TASK PROMPT
Pick out each line with the word "Search" from the material that follows.

----- EXERCISE INPUTS -----

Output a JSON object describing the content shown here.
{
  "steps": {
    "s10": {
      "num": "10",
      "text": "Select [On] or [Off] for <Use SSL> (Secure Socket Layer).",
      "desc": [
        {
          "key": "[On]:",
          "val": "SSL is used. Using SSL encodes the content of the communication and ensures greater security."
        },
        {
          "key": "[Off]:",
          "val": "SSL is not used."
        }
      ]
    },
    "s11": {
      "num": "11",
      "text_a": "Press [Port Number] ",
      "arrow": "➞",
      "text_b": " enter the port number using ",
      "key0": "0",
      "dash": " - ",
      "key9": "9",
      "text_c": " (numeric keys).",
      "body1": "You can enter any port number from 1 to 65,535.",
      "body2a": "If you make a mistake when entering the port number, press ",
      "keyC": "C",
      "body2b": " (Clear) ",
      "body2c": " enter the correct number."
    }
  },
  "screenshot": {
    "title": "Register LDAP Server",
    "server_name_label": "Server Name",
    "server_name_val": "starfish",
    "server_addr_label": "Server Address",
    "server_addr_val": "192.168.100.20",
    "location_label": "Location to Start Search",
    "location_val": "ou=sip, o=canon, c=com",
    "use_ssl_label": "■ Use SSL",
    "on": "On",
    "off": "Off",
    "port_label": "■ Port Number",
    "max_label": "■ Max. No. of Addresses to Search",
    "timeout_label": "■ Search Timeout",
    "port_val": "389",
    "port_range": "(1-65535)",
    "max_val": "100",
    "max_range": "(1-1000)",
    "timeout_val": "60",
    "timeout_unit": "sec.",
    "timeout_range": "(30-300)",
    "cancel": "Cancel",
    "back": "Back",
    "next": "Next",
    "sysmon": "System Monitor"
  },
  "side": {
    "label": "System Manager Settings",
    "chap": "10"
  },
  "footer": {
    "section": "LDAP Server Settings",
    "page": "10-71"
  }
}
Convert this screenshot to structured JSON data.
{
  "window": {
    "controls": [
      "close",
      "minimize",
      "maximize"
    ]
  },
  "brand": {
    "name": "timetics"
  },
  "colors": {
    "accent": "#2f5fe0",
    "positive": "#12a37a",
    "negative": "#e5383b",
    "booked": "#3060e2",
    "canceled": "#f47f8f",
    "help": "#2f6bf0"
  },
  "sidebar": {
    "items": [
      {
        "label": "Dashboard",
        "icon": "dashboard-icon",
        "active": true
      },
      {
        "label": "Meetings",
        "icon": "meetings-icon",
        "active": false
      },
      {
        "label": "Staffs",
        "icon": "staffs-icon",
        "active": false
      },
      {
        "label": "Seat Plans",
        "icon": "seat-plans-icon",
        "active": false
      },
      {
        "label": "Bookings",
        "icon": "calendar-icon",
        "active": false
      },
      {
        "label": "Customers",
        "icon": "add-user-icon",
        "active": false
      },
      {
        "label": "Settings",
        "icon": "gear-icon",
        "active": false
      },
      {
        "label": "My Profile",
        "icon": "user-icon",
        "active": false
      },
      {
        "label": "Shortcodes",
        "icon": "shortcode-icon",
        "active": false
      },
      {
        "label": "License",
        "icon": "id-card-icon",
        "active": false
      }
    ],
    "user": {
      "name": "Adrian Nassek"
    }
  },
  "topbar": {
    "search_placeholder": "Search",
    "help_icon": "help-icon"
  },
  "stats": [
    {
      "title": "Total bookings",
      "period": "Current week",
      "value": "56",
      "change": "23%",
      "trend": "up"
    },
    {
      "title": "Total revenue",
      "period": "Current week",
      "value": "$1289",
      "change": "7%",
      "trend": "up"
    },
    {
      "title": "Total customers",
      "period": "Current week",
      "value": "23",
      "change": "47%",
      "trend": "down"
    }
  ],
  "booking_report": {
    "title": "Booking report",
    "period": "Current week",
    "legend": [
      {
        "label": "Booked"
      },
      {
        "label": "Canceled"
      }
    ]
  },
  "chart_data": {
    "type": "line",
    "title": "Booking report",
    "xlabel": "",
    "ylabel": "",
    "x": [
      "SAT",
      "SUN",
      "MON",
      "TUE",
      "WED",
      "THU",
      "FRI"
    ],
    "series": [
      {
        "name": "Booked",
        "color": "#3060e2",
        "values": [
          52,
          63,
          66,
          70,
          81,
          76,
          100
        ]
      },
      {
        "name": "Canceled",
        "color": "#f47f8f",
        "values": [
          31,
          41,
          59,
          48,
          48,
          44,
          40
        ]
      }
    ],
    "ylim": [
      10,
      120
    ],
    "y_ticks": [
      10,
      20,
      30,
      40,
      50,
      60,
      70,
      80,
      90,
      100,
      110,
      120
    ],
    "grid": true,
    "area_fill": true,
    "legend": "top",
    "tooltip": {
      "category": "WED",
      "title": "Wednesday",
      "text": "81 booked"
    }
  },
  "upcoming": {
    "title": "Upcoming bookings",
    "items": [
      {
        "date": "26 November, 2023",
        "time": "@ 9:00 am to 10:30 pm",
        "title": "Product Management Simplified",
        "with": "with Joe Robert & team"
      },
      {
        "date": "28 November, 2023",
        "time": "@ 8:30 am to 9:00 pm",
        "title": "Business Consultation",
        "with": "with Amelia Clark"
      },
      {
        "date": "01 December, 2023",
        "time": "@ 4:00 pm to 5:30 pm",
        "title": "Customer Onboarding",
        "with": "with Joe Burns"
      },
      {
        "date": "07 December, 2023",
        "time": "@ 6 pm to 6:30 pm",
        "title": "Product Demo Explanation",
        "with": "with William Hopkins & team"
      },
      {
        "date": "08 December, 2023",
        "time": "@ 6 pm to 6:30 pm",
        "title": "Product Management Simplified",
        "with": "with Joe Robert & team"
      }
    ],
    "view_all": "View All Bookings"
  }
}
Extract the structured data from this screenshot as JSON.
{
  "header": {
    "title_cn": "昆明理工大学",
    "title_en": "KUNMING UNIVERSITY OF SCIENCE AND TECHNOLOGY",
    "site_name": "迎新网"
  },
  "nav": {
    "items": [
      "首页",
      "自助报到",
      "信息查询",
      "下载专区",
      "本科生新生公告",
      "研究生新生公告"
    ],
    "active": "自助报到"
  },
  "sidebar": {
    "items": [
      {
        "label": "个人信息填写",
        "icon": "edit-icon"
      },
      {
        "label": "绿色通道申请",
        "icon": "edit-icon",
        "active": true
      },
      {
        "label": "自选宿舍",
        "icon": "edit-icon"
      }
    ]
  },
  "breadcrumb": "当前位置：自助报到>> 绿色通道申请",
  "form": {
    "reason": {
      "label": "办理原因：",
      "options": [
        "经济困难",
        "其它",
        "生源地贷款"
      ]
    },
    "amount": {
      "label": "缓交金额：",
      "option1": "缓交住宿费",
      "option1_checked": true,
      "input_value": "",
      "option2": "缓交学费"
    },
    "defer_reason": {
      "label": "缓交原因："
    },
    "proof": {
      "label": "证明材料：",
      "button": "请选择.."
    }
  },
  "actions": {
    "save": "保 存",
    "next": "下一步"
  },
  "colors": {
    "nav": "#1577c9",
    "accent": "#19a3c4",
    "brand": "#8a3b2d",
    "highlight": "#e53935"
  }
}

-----

EXERCISE RESPONSE
    "location_label": "Location to Start Search",
    "max_label": "■ Max. No. of Addresses to Search",
    "timeout_label": "■ Search Timeout",
    "search_placeholder": "Search",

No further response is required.